In all of the participating CCFAP hospitals, family members have always expected clinical excellence. Now, these hospitals are seeking to emphasize customer satisfaction by becoming customer-friendly. This new approach to patient care helps in providing some closure to the ICU experience, as well. In the end, the ICU care team may not be able to change the patient’s condition. However, the family will remember the care and attention given to them by the nursing staff during difficult times.
While the ICU is the contact point of family members, the unit itself only exists as a part of the larger whole, the hospital. The CCFAP can only succeed when the goals and objectives of the program are in harmony with the priorities of the hospital. The changes made in the ICU must be integrated into the goals and objectives of the hospital.

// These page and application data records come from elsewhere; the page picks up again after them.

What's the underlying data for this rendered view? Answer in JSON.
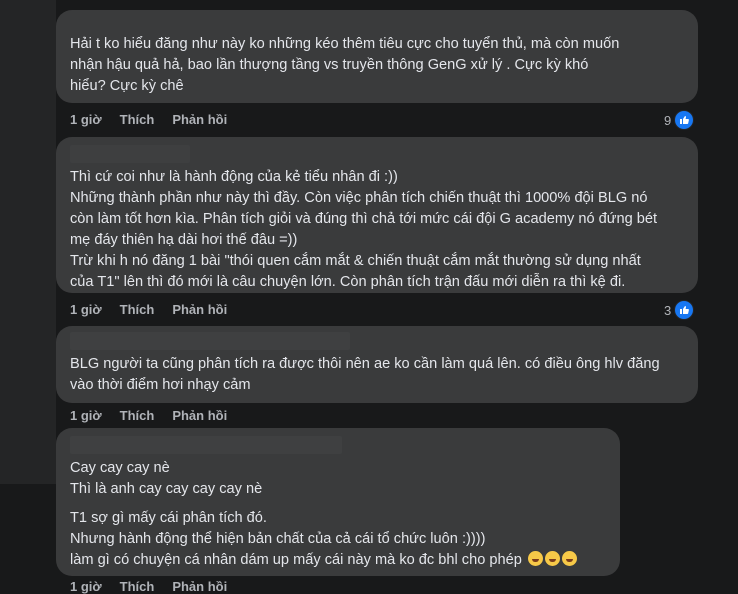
{
  "comments": [
    {
      "lines": [
        "Hải        t ko hiểu đăng như này ko những kéo thêm tiêu cực cho tuyển thủ, mà còn muốn",
        "nhận hậu quả hả, bao lần thượng tầng vs truyền thông GenG xử lý                 . Cực kỳ khó",
        "hiểu? Cực kỳ chê"
      ],
      "time": "1 giờ",
      "like": "Thích",
      "reply": "Phản hồi",
      "reaction_count": "9"
    },
    {
      "lines": [
        "Thì cứ coi như là hành động của kẻ tiểu nhân đi :))",
        "Những thành phần như này thì đầy. Còn việc phân tích chiến thuật thì 1000% đội BLG nó",
        "còn làm tốt hơn kìa. Phân tích giỏi và đúng thì chả tới mức cái đội G academy nó đứng bét",
        "mẹ đáy thiên hạ dài hơi thế đâu =))",
        "Trừ khi h nó đăng 1 bài \"thói quen cắm mắt & chiến thuật cắm mắt thường sử dụng nhất",
        "của T1\" lên thì đó mới là câu chuyện lớn. Còn phân tích trận đấu mới diễn ra thì kệ đi."
      ],
      "time": "1 giờ",
      "like": "Thích",
      "reply": "Phản hồi",
      "reaction_count": "3"
    },
    {
      "lines": [
        "BLG người ta cũng phân tích ra được thôi nên ae ko cần làm quá lên. có điều ông hlv đăng",
        "vào thời điểm hơi nhạy cảm"
      ],
      "time": "1 giờ",
      "like": "Thích",
      "reply": "Phản hồi"
    },
    {
      "lines": [
        "Cay cay cay nè",
        "Thì là anh cay cay cay cay nè",
        "",
        "T1 sợ gì mấy cái phân tích đó.",
        "Nhưng hành động thể hiện bản chất của cả cái tổ chức luôn :))))",
        "làm gì có chuyện cá nhân dám up mấy cái này mà ko đc bhl cho phép"
      ],
      "emoji": "rolling-on-floor-laughing-emoji",
      "time": "1 giờ",
      "like": "Thích",
      "reply": "Phản hồi"
    }
  ],
  "colors": {
    "bubble": "#3a3b3c",
    "background": "#18191a",
    "text": "#e4e6eb",
    "muted": "#b0b3b8",
    "like": "#1877f2"
  }
}
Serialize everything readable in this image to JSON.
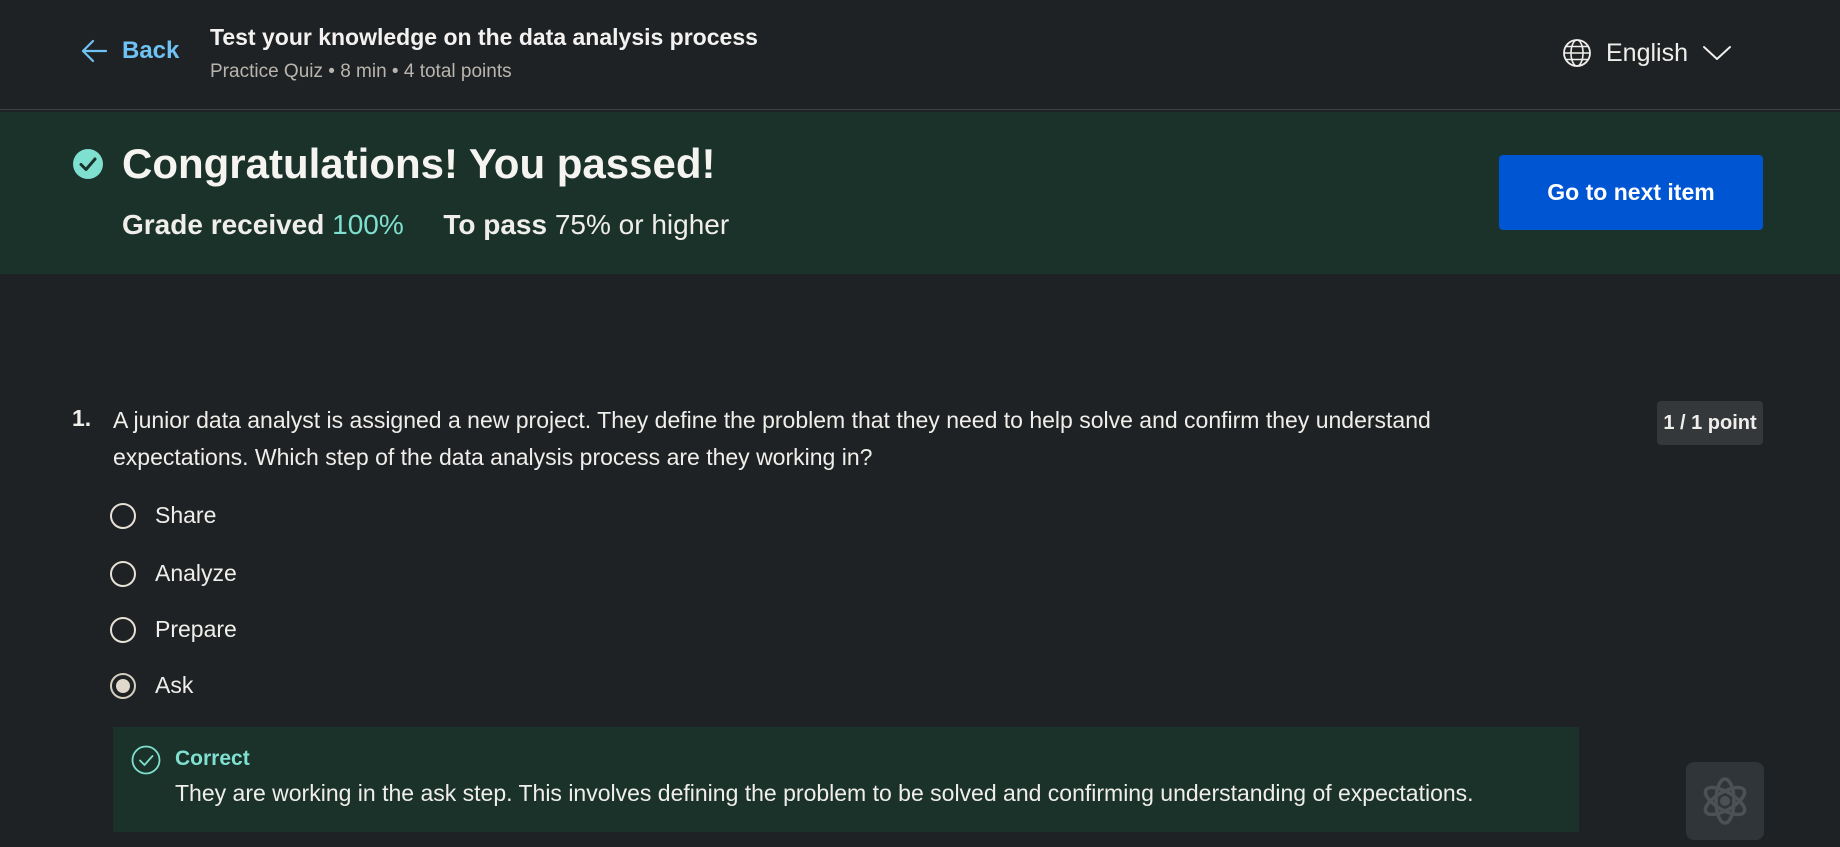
{
  "header": {
    "back_label": "Back",
    "quiz_title": "Test your knowledge on the data analysis process",
    "quiz_meta": "Practice Quiz • 8 min • 4 total points",
    "language": "English"
  },
  "banner": {
    "congrats": "Congratulations! You passed!",
    "grade_label": "Grade received",
    "grade_value": "100%",
    "pass_label": "To pass",
    "pass_value": "75% or higher",
    "next_button": "Go to next item"
  },
  "question": {
    "number": "1.",
    "text": "A junior data analyst is assigned a new project. They define the problem that they need to help solve and confirm they understand expectations. Which step of the data analysis process are they working in?",
    "points": "1 / 1 point",
    "options": [
      {
        "label": "Share",
        "selected": false
      },
      {
        "label": "Analyze",
        "selected": false
      },
      {
        "label": "Prepare",
        "selected": false
      },
      {
        "label": "Ask",
        "selected": true
      }
    ],
    "feedback": {
      "label": "Correct",
      "text": "They are working in the ask step. This involves defining the problem to be solved and confirming understanding of expectations."
    }
  },
  "colors": {
    "accent_blue": "#0056d2",
    "success_green": "#7fe0cf",
    "link_blue": "#6ec3f4"
  },
  "icons": {
    "back": "arrow-left-icon",
    "language": "globe-icon",
    "dropdown": "chevron-down-icon",
    "passed": "check-circle-icon",
    "correct": "check-circle-outline-icon",
    "assistant": "ai-assistant-icon"
  }
}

Staff comments have been generally favorable and support the premise that the CCFAP can reduce family stress levels and promote positive outcomes. On an organizational level, the harmony existing between the goals and objectives of the CCFAP and the goals and objectives of the hospital promotes a mutually supportive environment. A number of examples of this synergy can be cited as follows:
- Critical care is delivered by a multidisciplinary team of specialists who work together to provide the type of care necessary for critically ill patients. The CCFAP encourages a high degree of coordination of professional staff services, which distributes work responsibilities more rationally, lessens the burden on critical care nurses, and prepares hospitals for the shortages of members of the critical care team forecast for the next decade.
- Critical care units must be concerned with customer satisfaction. Here, as elsewhere in the hospital, customer satisfaction is one way of measuring the quality of care. Clearly, family members are customers and participate in decisions regarding the treatment of a family member. On the basis of experience within the ICU, decisions are made about the quality of care in the total hospital.
- Since the CCFAP requires close coordination between various hospital units, it has fostered with staff, in general, and even with those who do not have direct patient care, a more proactive attitude in dealing with needs of family members. The CCFAP has become a total hospital program, not merely a project for the ICU.
- The coordinated involvement of multiple departments has resulted in the creation of additional family support services (eg, the program developed by the chaplain’s office and social services to orient family members to the ICU, music therapy, massage therapy, and pet therapy).
- With greater communication between various units of the hospital, the CCFAP has facilitated the discussion of certain topics that previously had been passed over, including palliative and end-of-life care, and do-not-resuscitate status.